And so I can only call on the prime minister to finally take action. He must recognise that his government and his party have enabled this situation, and he must acknowledge that the most resolute action he can take is at home, to rebuild his government’s tattered reputation.

To quote the author and journalist Oliver Bullough from his book, Moneyland, which documented so much about the London “laundromat”: “Without trust, liberal democracy cannot function.” And as Bullough wrote more recently about the situation in Ukraine: “No one is more to blame than us for the fact that Russia’s richest can treat war like a spectator sport.”

And while during such periods the temptation is to focus on individuals in power, this can lead us to forget the role of the competing factions within the Russian security state and the pressures they are exerting on the situation, and it may lead some to forget the pressure this is putting on 40 million Ukrainians – our fellow European citizens – as they go about their daily lives.

In some ways, this is a reality many have been dealing with since 2014, especially those in Russian-occupied eastern Ukraine.

As we deal with the effects of our own cost of living crisis, with a spike in food and energy prices, it is worth remembering that Ukrainians have been facing this for some time, and as a direct consequence of the Russian government’s actions.

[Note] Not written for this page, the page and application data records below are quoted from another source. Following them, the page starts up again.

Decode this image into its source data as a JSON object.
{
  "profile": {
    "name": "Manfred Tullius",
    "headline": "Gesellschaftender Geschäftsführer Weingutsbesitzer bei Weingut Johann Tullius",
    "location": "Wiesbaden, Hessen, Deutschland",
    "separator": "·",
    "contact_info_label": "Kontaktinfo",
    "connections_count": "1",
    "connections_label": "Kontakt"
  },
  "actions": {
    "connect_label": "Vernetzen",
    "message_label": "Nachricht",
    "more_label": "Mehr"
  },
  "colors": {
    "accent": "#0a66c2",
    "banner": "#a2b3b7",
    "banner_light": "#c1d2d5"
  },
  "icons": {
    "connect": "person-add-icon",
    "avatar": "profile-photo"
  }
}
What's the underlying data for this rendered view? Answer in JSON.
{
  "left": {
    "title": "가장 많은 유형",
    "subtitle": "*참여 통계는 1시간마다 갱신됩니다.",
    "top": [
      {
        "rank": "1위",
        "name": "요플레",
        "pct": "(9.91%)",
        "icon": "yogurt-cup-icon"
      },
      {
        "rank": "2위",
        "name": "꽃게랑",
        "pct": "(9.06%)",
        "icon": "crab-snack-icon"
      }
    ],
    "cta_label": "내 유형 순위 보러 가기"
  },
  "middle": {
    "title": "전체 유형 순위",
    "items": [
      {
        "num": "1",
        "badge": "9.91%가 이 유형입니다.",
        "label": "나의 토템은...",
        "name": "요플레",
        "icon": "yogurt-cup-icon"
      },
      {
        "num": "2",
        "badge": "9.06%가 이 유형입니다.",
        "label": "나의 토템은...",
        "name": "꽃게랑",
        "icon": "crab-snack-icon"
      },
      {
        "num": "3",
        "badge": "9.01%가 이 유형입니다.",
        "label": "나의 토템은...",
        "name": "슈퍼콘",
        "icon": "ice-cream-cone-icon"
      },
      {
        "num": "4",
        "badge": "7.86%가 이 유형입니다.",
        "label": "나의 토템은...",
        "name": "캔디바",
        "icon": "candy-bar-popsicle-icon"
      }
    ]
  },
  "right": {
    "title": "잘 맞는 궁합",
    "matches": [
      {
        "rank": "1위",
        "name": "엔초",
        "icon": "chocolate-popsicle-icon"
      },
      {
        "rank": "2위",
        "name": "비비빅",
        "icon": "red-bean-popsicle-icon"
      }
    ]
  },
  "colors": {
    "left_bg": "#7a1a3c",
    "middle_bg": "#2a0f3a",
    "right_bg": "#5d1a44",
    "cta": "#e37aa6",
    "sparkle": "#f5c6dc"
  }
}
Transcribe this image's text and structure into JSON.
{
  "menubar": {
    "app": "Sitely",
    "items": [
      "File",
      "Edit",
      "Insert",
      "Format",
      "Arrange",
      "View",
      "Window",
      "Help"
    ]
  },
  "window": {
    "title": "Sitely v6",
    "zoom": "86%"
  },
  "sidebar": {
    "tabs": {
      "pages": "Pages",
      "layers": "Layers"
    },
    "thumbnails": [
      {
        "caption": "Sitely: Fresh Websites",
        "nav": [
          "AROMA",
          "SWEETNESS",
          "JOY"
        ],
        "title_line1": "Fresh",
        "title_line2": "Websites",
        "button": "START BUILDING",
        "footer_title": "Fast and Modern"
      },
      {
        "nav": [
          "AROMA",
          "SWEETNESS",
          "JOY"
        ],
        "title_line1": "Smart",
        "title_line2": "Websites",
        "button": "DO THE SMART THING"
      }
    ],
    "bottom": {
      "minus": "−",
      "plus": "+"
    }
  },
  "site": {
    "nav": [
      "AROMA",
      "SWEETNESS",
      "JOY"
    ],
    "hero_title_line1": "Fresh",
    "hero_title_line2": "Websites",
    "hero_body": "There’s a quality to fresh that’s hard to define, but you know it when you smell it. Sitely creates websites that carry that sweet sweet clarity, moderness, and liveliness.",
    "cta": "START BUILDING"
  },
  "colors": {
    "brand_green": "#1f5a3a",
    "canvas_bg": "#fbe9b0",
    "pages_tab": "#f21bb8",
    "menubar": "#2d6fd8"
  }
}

So while Ukrainians must and will defend themselves from aggression if attempts at diplomacy fail, we cannot be blind to the circumstances that have led to the current crisis, and that includes the situation where wealth with direct links to the Putin regime has been allowed to proliferate here in the UK with often the scantest regard paid to its provenance or to the influence it seeks to exert on our democracy.